Despite it’s fame and antiquity
(some 40 years after discovery) very little has been published on the first hairy pterosaur, Sordes pilosus (Sharov 1971). We’ve seen photos of three (Figs. 2, 4, 6) of the eight or nine reported specimens and Sharov’s original illustration of the holotype (Fig. A). Then there’s my own published tracing (Peters 2002) based on photos of the holotype (PIN 2585/3, Fig. 2). Other workers (Elgin et al. 2011, Unwin and Bakhurina 1994, Wellnhofer 1991) have simply lifted or retraced Sharov’s tracing of the bones and membranes, which are a little cartoony at best.
Three years ago,
for the Sordes webpage of reptileevolution.com I took the easy road out and created a chimaera, adding the head of 2585/25 (Figs. 3, 4) to the headless holotype 2585/3 (Figs. 1, 2). That’s not a good practice. In doing so one assumes that each of the contributing specimens is conspecific. That’s almost never true in pterosaurs as work with Rhamphorhynchus, Dorygnathus, Germanodactylus, Pteranodon, and Pterodactylus has already demonstrated.
Today we’ll reconstruct the three specimens (PIN 2585/3, PIN 2585/25 and a third unidentified specimen) that have been published as photos to compare and contrast them.
The holotype PIN 2585/3 (Figure 1). is complete, but lacking a skull.
The PIN 2585/3 holotype is the only Sordes specimen for which bones were identified, which is key to specimens that preserve so much camouflaging soft tissue. The displaced arm bones that dragged the wing membrane back to the hind limbs are shown here.
The second specimen PIN 2585/25 also has a short torso, in this case subequal to the skull. No soft tissue here, but a great view of the skull in lateral view.
The third specimen (no number known so far) has lots of hair, but preserves the skull in ventral view. You can still see the buried side from the inside through the mandibles, so you can still get close on skull reconstruction.
The third specimen has a longer torso, longer than the skull. The shape of the humerus is different. The wing is relatively short. The teeth are smaller. So is the antorbital fenestra.
The third specimen (Fig. 6) includes a fish alongside and lots of hair. The radius and ulna are largely buried beneath the dorsal vertebrae with only the ends exposed.
Putting all the Sordes specimens together (Fig. 7, sorry no scale here as scale bars are unknown for two of the specimens). This form of presentation makes it easier to see the differences and similarities.
Phylogenetic analysis nests all three Sordes specimens very close to the basalmost Dorygnathus, the Donau specimen (Fig. 9). Actually, for one of them, a little too close.

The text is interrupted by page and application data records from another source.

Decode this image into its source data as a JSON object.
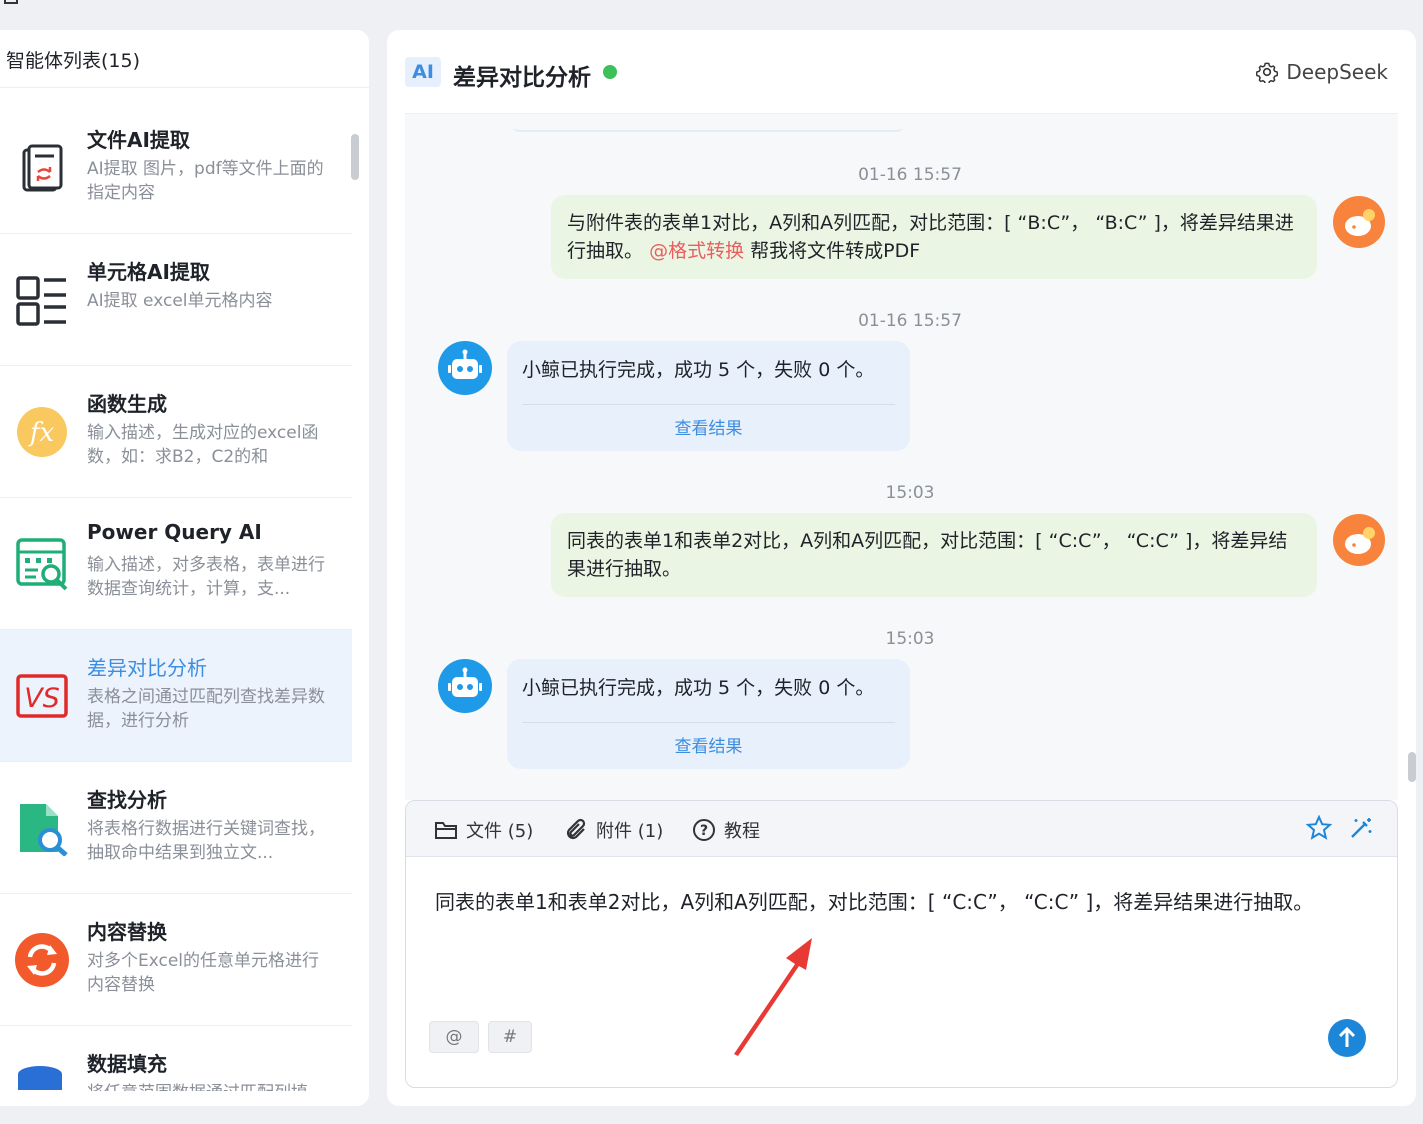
{
  "sidebar": {
    "header": "智能体列表(15)",
    "items": [
      {
        "title": "文件AI提取",
        "desc": "AI提取 图片，pdf等文件上面的指定内容",
        "icon": "document-extract-icon"
      },
      {
        "title": "单元格AI提取",
        "desc": "AI提取 excel单元格内容",
        "icon": "list-layout-icon"
      },
      {
        "title": "函数生成",
        "desc": "输入描述，生成对应的excel函数，如：求B2，C2的和",
        "icon": "fx-function-icon"
      },
      {
        "title": "Power Query AI",
        "desc": "输入描述，对多表格，表单进行数据查询统计，计算，支...",
        "icon": "query-table-icon"
      },
      {
        "title": "差异对比分析",
        "desc": "表格之间通过匹配列查找差异数据，进行分析",
        "icon": "vs-compare-icon",
        "active": true
      },
      {
        "title": "查找分析",
        "desc": "将表格行数据进行关键词查找，抽取命中结果到独立文...",
        "icon": "file-search-icon"
      },
      {
        "title": "内容替换",
        "desc": "对多个Excel的任意单元格进行内容替换",
        "icon": "replace-sync-icon"
      },
      {
        "title": "数据填充",
        "desc": "将任意范围数据通过匹配列填",
        "icon": "database-fill-icon"
      }
    ]
  },
  "header": {
    "badge": "AI",
    "title": "差异对比分析",
    "status_color": "#3cc05a",
    "model": "DeepSeek"
  },
  "messages": [
    {
      "type": "timestamp",
      "text": "01-16 15:57"
    },
    {
      "type": "user",
      "text_before": "与附件表的表单1对比，A列和A列匹配，对比范围：[ “B:C”， “B:C” ]，将差异结果进行抽取。",
      "mention": "@格式转换",
      "text_after": " 帮我将文件转成PDF"
    },
    {
      "type": "timestamp",
      "text": "01-16 15:57"
    },
    {
      "type": "bot",
      "text": "小鲸已执行完成，成功 5 个，失败 0 个。",
      "link": "查看结果"
    },
    {
      "type": "timestamp",
      "text": "15:03"
    },
    {
      "type": "user",
      "text_before": "同表的表单1和表单2对比，A列和A列匹配，对比范围：[ “C:C”， “C:C” ]，将差异结果进行抽取。",
      "mention": "",
      "text_after": ""
    },
    {
      "type": "timestamp",
      "text": "15:03"
    },
    {
      "type": "bot",
      "text": "小鲸已执行完成，成功 5 个，失败 0 个。",
      "link": "查看结果"
    }
  ],
  "composer": {
    "files_label": "文件 (5)",
    "attachments_label": "附件 (1)",
    "tutorial_label": "教程",
    "input_text": "同表的表单1和表单2对比，A列和A列匹配，对比范围：[ “C:C”， “C:C” ]，将差异结果进行抽取。",
    "chip_at": "@",
    "chip_hash": "#"
  },
  "colors": {
    "accent": "#3d8ee0",
    "user_bubble": "#eaf6e3",
    "bot_bubble": "#e8f0fc",
    "send_button": "#1c87d9",
    "annotation_arrow": "#e83a34"
  }
}
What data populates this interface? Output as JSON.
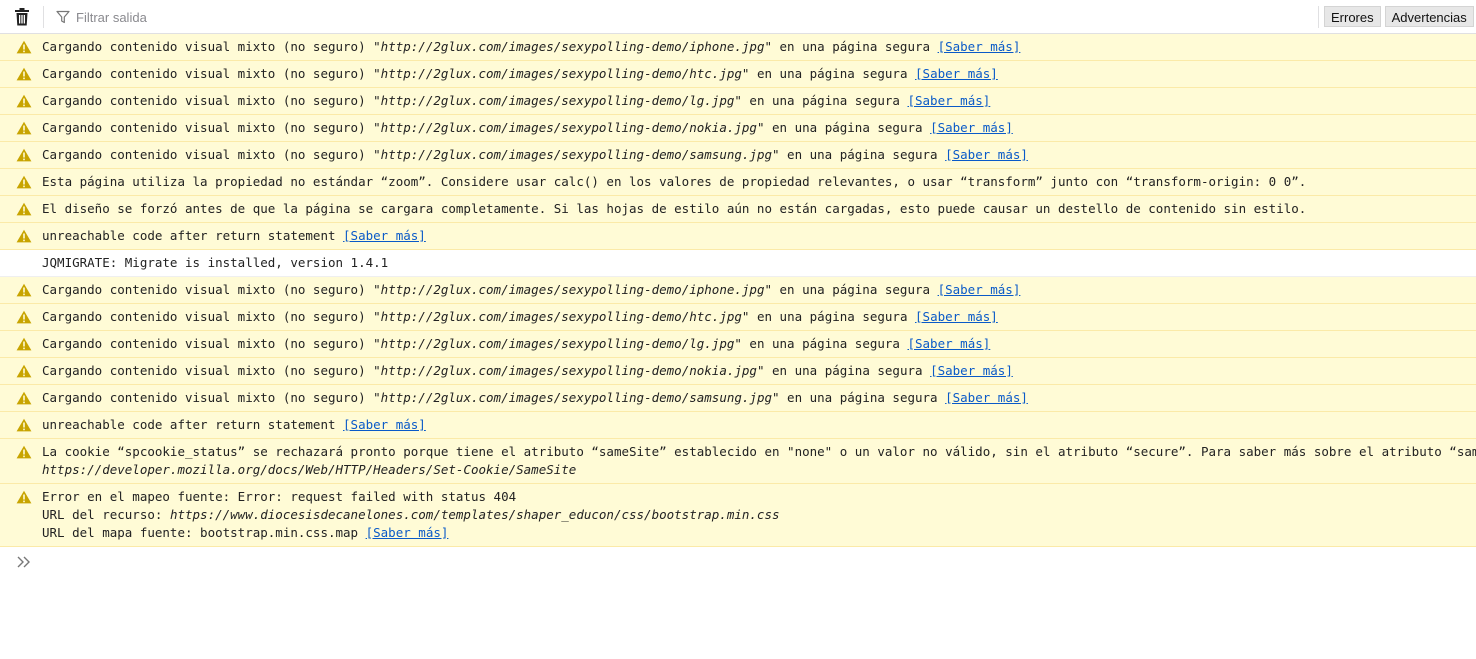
{
  "toolbar": {
    "clear_icon": "trash-icon",
    "filter_icon": "funnel-icon",
    "filter_placeholder": "Filtrar salida",
    "filter_value": "",
    "level_buttons": [
      "Errores",
      "Advertencias"
    ]
  },
  "colors": {
    "warning_bg": "#fffbd6",
    "warning_icon": "#c8a400",
    "link": "#0a5ac8"
  },
  "learn_more": "[Saber más]",
  "messages": [
    {
      "type": "warning",
      "pre": "Cargando contenido visual mixto (no seguro) ",
      "url": "\"http://2glux.com/images/sexypolling-demo/iphone.jpg\"",
      "post": " en una página segura "
    },
    {
      "type": "warning",
      "pre": "Cargando contenido visual mixto (no seguro) ",
      "url": "\"http://2glux.com/images/sexypolling-demo/htc.jpg\"",
      "post": " en una página segura "
    },
    {
      "type": "warning",
      "pre": "Cargando contenido visual mixto (no seguro) ",
      "url": "\"http://2glux.com/images/sexypolling-demo/lg.jpg\"",
      "post": " en una página segura "
    },
    {
      "type": "warning",
      "pre": "Cargando contenido visual mixto (no seguro) ",
      "url": "\"http://2glux.com/images/sexypolling-demo/nokia.jpg\"",
      "post": " en una página segura "
    },
    {
      "type": "warning",
      "pre": "Cargando contenido visual mixto (no seguro) ",
      "url": "\"http://2glux.com/images/sexypolling-demo/samsung.jpg\"",
      "post": " en una página segura "
    },
    {
      "type": "warning",
      "text": "Esta página utiliza la propiedad no estándar “zoom”. Considere usar calc() en los valores de propiedad relevantes, o usar “transform” junto con “transform-origin: 0 0”."
    },
    {
      "type": "warning",
      "text": "El diseño se forzó antes de que la página se cargara completamente. Si las hojas de estilo aún no están cargadas, esto puede causar un destello de contenido sin estilo."
    },
    {
      "type": "warning",
      "pre": "unreachable code after return statement "
    },
    {
      "type": "log",
      "text": "JQMIGRATE: Migrate is installed, version 1.4.1"
    },
    {
      "type": "warning",
      "pre": "Cargando contenido visual mixto (no seguro) ",
      "url": "\"http://2glux.com/images/sexypolling-demo/iphone.jpg\"",
      "post": " en una página segura "
    },
    {
      "type": "warning",
      "pre": "Cargando contenido visual mixto (no seguro) ",
      "url": "\"http://2glux.com/images/sexypolling-demo/htc.jpg\"",
      "post": " en una página segura "
    },
    {
      "type": "warning",
      "pre": "Cargando contenido visual mixto (no seguro) ",
      "url": "\"http://2glux.com/images/sexypolling-demo/lg.jpg\"",
      "post": " en una página segura "
    },
    {
      "type": "warning",
      "pre": "Cargando contenido visual mixto (no seguro) ",
      "url": "\"http://2glux.com/images/sexypolling-demo/nokia.jpg\"",
      "post": " en una página segura "
    },
    {
      "type": "warning",
      "pre": "Cargando contenido visual mixto (no seguro) ",
      "url": "\"http://2glux.com/images/sexypolling-demo/samsung.jpg\"",
      "post": " en una página segura "
    },
    {
      "type": "warning",
      "pre": "unreachable code after return statement "
    }
  ],
  "cookie_message": {
    "line1": "La cookie “spcookie_status” se rechazará pronto porque tiene el atributo “sameSite” establecido en \"none\" o un valor no válido, sin el atributo “secure”. Para saber más sobre el atributo “sameSite”, lea",
    "line2": "https://developer.mozilla.org/docs/Web/HTTP/Headers/Set-Cookie/SameSite"
  },
  "sourcemap_message": {
    "line1": "Error en el mapeo fuente: Error: request failed with status 404",
    "line2_label": "URL del recurso: ",
    "line2_url": "https://www.diocesisdecanelones.com/templates/shaper_educon/css/bootstrap.min.css",
    "line3": "URL del mapa fuente: bootstrap.min.css.map "
  },
  "console_input": {
    "prompt_icon": "double-chevron-right-icon",
    "value": ""
  }
}
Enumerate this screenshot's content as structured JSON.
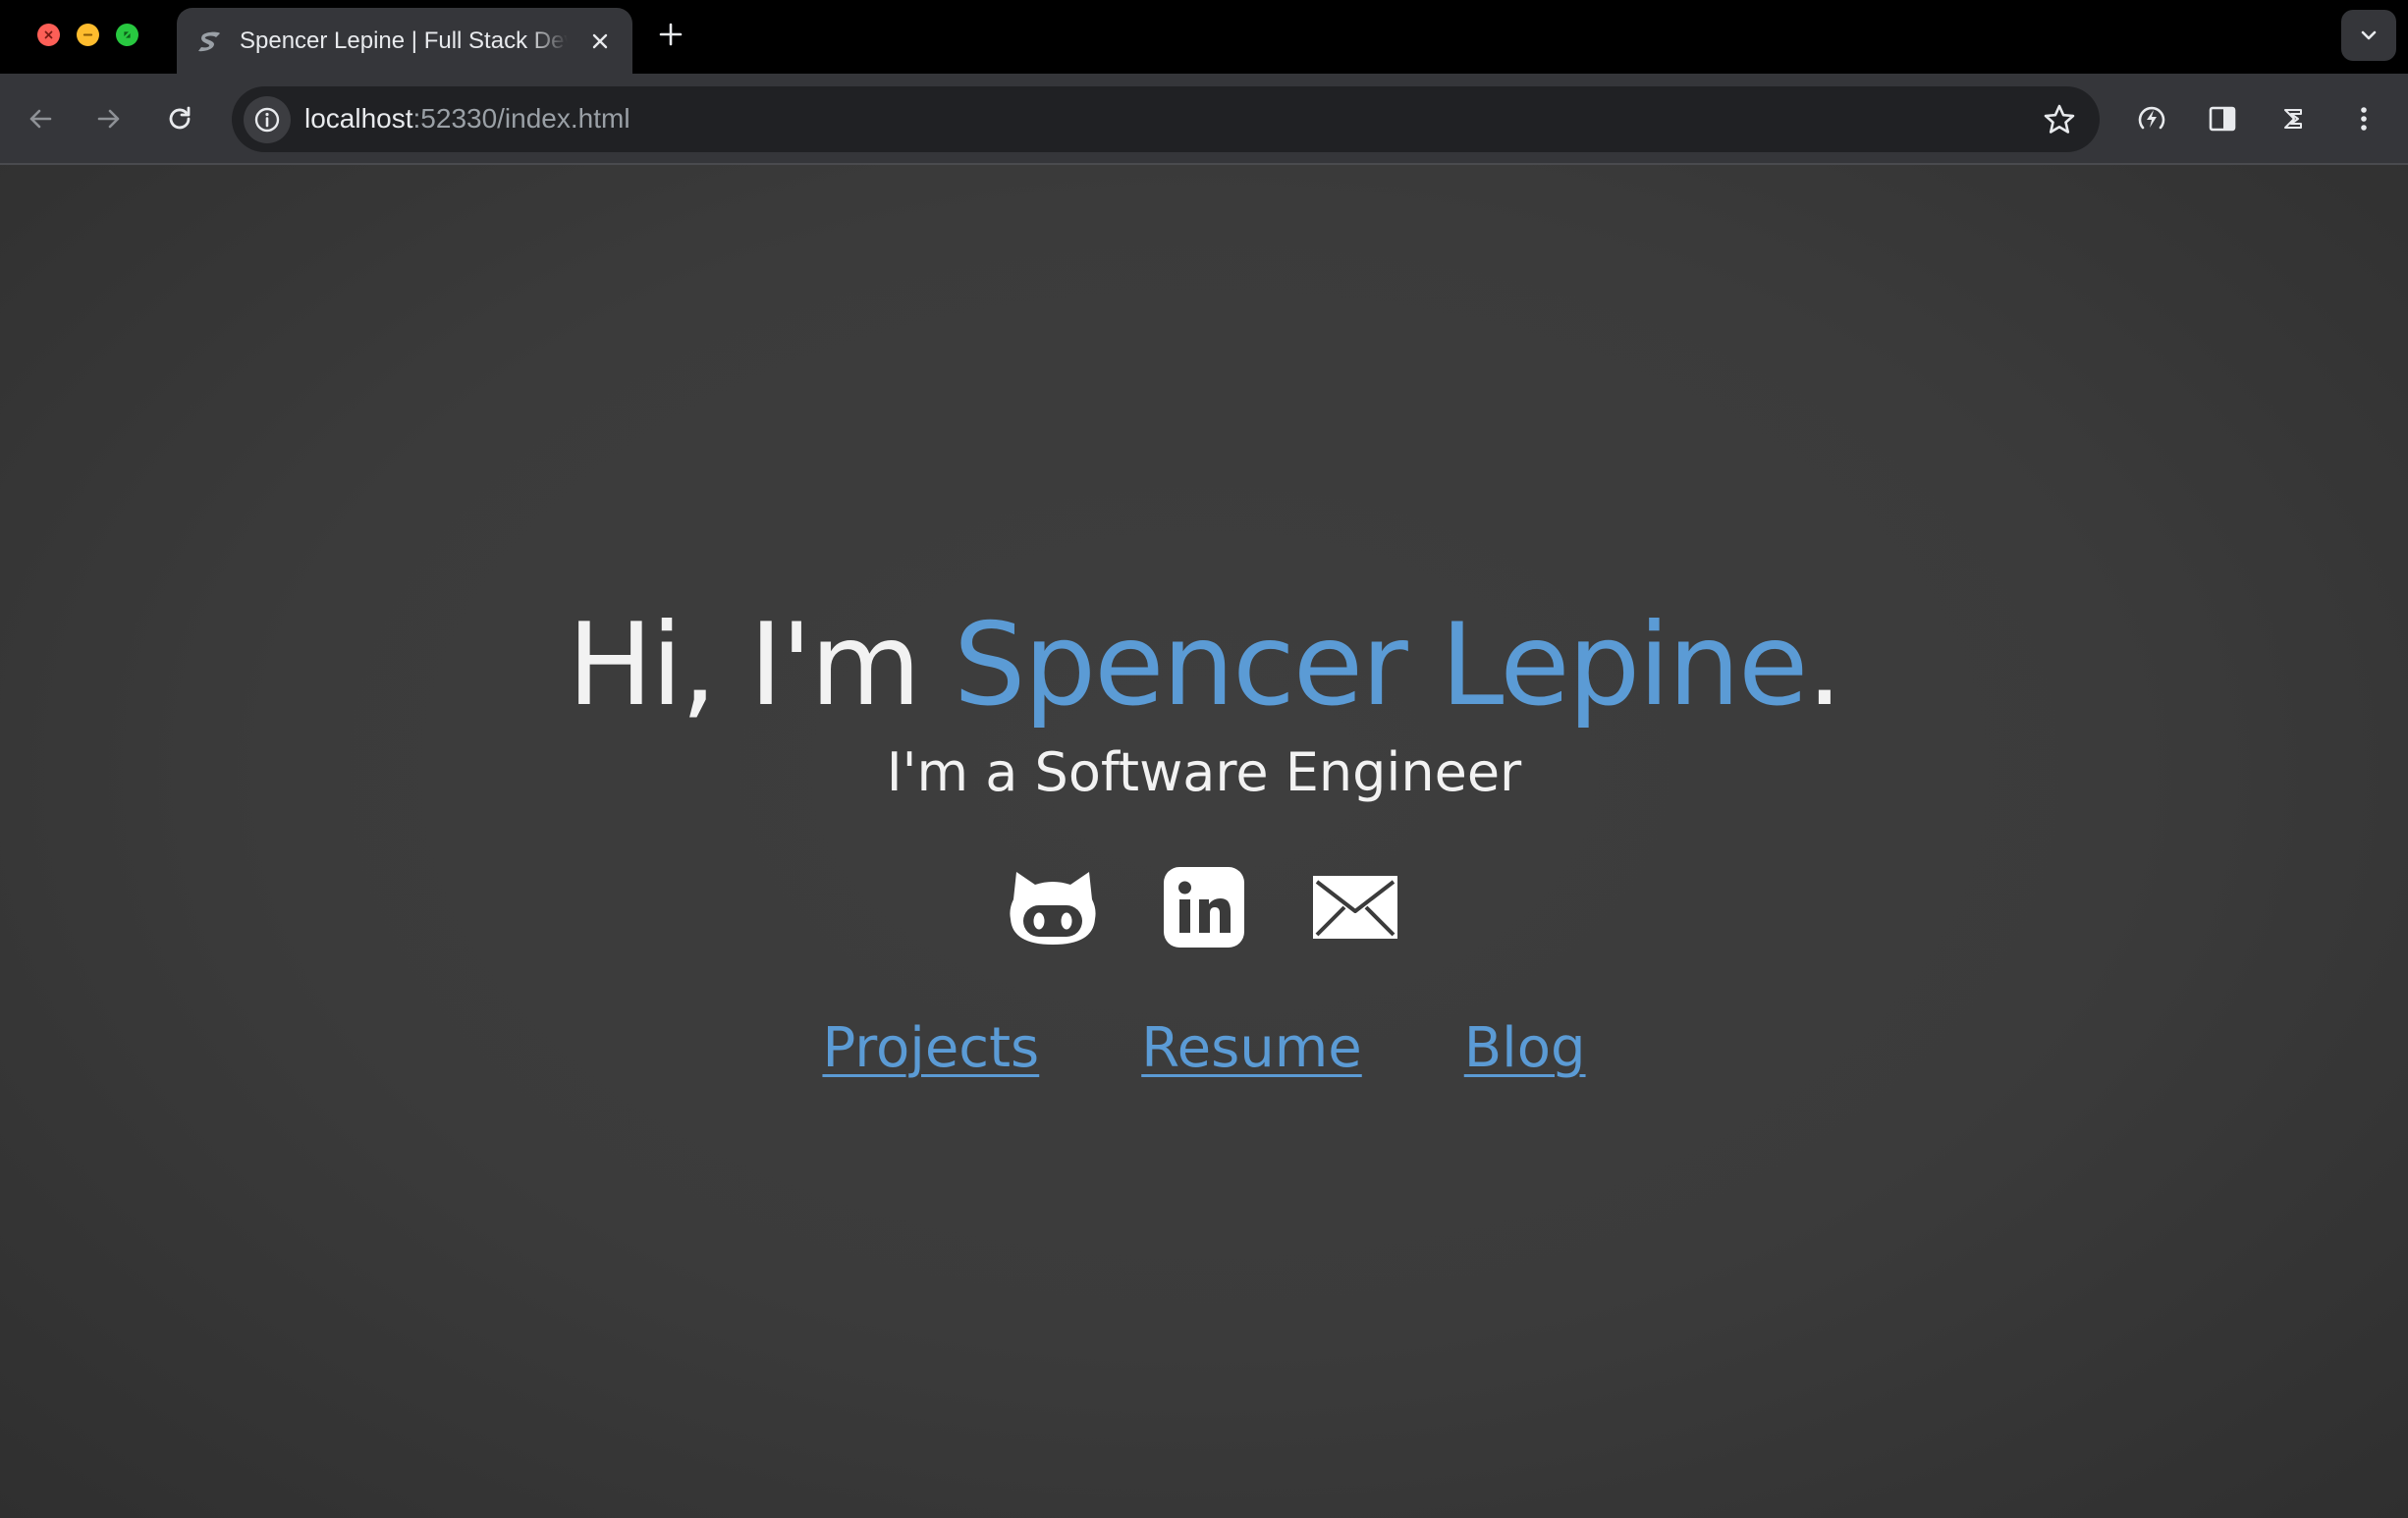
{
  "browser": {
    "tab": {
      "title": "Spencer Lepine | Full Stack Developer",
      "favicon": "spencer-logo-icon"
    },
    "address_bar": {
      "host": "localhost",
      "rest": ":52330/index.html"
    },
    "window_controls": [
      "close",
      "minimize",
      "maximize"
    ],
    "toolbar_icons": [
      "back-icon",
      "forward-icon",
      "reload-icon",
      "site-info-icon",
      "star-icon",
      "performance-icon",
      "side-panel-icon",
      "extension-icon",
      "more-menu-icon"
    ]
  },
  "page": {
    "headline": {
      "prefix": "Hi, I'm ",
      "name": "Spencer Lepine",
      "suffix": "."
    },
    "subtitle": "I'm a Software Engineer",
    "socials": [
      {
        "icon": "github-icon"
      },
      {
        "icon": "linkedin-icon"
      },
      {
        "icon": "email-icon"
      }
    ],
    "nav_links": [
      {
        "label": "Projects"
      },
      {
        "label": "Resume"
      },
      {
        "label": "Blog"
      }
    ]
  },
  "colors": {
    "accent": "#5b9bd5",
    "page_background": "#3b3b3b",
    "text": "#f2f2f2",
    "toolbar": "#35363a",
    "tabstrip": "#000000"
  }
}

Like the tall third specimen of Sordes, Dorygnathus has a longer torso, but not a larger sternal complex, which remains a small triangle. So, the small sternal complex that characterizes Dorygnathus (easy to distinguish from broad-chested Rhamphorhynchus), originated with Sordes.
Elgin RA, Hone DWE and Frey E 2011. The extent of the pterosaur flight membrane. Acta Palaeonntologica Polonica 56(1): 99-111.
Peters D 2002. A New Model for the Evolution of the Pterosaur Wing – with a twist. Historical Biology 15: 277–301.
Sharov AG 1971. New flying reptiles from the Mesozoic of Kazakhstan and Kirghizia. – Transactions of the Paleontological Institute, Akademia Nauk, USSR, Moscow, 130: 104–113 [in Russian].
Unwin DM and Bakhurina NN 1994. Sordes pilosus and the nature of the pterosaur flight apparatus. Nature 371: 62-64.